== Component data from apps and pages ==
........

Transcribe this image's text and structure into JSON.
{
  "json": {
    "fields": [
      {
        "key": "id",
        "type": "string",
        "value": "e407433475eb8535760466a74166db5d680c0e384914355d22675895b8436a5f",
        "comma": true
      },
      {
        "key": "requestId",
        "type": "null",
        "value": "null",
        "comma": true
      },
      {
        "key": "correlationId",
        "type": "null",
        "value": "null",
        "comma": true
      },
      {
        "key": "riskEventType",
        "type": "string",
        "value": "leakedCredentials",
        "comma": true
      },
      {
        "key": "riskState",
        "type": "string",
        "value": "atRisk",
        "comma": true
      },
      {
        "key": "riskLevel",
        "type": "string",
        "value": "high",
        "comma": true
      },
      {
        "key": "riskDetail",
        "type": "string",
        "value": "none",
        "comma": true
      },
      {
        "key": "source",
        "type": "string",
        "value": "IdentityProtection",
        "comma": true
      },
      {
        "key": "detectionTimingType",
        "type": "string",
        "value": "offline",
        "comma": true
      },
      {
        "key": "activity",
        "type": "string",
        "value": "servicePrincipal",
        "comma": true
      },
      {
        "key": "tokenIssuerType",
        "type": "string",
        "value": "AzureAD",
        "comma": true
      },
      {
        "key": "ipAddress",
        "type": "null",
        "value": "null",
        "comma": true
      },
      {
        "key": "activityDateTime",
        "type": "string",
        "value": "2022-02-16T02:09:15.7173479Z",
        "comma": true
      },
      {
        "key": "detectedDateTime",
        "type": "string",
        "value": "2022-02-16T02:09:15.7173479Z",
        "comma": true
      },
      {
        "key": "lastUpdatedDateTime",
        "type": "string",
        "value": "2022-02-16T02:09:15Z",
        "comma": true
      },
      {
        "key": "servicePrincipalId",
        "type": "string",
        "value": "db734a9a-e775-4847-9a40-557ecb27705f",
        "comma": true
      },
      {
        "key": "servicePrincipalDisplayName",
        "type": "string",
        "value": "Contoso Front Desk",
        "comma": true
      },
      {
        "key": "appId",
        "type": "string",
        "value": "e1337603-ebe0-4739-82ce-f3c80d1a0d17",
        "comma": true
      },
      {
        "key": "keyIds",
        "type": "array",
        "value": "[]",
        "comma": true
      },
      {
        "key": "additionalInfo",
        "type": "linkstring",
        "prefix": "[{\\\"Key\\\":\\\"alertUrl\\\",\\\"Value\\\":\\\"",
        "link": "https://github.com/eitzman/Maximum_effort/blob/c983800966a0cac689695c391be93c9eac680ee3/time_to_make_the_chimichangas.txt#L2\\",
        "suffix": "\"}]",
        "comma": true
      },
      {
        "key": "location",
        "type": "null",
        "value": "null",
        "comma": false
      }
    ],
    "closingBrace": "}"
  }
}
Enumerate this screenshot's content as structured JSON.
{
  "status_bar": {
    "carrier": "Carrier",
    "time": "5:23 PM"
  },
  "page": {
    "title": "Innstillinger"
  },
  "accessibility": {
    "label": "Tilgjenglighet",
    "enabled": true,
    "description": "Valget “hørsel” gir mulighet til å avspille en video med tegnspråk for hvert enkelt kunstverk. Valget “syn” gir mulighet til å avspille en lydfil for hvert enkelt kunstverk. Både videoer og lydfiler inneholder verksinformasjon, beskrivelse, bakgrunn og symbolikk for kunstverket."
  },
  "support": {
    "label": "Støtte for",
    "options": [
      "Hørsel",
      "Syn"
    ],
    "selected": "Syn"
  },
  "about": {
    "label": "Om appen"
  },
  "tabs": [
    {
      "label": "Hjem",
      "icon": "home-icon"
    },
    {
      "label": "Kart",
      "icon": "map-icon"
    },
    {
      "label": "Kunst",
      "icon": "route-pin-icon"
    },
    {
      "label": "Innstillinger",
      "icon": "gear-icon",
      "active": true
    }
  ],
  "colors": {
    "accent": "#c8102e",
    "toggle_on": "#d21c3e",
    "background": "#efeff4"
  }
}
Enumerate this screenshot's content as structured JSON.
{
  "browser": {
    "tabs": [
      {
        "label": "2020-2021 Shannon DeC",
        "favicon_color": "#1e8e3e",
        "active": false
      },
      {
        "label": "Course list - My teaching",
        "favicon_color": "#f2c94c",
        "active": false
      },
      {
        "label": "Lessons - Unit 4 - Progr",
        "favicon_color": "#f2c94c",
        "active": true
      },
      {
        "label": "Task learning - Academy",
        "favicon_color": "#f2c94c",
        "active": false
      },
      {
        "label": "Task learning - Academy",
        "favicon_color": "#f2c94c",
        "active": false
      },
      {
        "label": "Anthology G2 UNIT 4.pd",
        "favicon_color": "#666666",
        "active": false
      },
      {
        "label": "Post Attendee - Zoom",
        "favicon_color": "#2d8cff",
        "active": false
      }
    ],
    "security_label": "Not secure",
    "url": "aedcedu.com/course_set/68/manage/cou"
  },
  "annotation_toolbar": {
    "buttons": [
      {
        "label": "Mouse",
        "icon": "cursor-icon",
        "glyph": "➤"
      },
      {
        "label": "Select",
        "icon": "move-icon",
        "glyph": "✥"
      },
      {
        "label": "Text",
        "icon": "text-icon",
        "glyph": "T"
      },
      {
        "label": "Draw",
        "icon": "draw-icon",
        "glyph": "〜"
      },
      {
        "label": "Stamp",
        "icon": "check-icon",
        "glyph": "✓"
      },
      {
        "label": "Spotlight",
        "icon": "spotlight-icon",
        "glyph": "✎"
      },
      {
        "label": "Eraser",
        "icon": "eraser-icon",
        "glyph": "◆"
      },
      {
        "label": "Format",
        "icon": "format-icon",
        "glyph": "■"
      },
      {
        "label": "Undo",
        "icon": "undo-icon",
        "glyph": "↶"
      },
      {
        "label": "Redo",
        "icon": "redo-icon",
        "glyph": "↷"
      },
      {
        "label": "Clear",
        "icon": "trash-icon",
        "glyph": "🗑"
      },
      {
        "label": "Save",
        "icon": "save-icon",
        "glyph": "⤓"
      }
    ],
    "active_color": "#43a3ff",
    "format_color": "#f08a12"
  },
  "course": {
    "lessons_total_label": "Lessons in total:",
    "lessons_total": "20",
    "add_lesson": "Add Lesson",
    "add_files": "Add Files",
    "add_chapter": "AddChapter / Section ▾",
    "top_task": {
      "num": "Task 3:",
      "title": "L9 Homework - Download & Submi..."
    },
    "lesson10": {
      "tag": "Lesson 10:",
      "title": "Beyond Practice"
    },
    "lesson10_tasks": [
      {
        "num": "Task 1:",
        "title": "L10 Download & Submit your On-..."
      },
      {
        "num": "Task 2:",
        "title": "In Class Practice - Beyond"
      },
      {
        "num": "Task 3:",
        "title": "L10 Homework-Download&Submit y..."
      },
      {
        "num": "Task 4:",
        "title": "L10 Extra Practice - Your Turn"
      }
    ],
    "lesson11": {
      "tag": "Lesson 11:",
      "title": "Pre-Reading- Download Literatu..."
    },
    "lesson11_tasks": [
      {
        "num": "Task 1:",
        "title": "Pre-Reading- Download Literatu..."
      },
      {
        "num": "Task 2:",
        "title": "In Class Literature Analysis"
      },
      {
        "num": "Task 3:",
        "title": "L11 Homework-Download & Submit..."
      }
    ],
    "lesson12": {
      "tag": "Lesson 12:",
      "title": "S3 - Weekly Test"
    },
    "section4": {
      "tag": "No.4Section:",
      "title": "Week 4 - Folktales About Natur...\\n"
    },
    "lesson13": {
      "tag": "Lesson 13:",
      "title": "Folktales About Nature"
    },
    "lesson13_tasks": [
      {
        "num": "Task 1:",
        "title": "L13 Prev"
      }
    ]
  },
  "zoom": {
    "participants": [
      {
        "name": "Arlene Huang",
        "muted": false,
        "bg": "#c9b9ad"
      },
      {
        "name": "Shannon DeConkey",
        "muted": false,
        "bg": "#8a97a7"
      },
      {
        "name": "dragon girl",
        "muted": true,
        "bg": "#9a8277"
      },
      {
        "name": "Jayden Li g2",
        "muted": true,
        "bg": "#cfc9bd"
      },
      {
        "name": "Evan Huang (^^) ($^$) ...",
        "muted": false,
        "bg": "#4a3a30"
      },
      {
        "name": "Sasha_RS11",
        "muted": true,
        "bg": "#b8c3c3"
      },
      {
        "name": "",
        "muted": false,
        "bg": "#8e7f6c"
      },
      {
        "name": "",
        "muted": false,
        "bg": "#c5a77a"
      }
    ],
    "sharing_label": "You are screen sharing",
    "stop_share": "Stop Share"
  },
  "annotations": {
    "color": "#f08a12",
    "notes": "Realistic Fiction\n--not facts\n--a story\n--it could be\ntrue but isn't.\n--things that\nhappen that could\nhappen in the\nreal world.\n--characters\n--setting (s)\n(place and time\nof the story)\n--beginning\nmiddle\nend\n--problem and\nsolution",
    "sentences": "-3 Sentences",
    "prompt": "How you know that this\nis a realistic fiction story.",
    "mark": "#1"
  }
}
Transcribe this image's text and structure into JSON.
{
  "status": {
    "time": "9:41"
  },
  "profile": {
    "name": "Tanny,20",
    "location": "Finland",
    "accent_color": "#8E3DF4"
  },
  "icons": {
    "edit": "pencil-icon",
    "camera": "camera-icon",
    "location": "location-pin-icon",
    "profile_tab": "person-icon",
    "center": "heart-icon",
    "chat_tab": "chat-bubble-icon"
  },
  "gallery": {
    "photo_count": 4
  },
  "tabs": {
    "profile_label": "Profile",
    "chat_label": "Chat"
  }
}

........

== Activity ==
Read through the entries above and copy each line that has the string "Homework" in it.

== Task result ==
      "title": "L9 Homework - Download & Submi..."
        "title": "L10 Homework-Download&Submit y..."
        "title": "L11 Homework-Download & Submit..."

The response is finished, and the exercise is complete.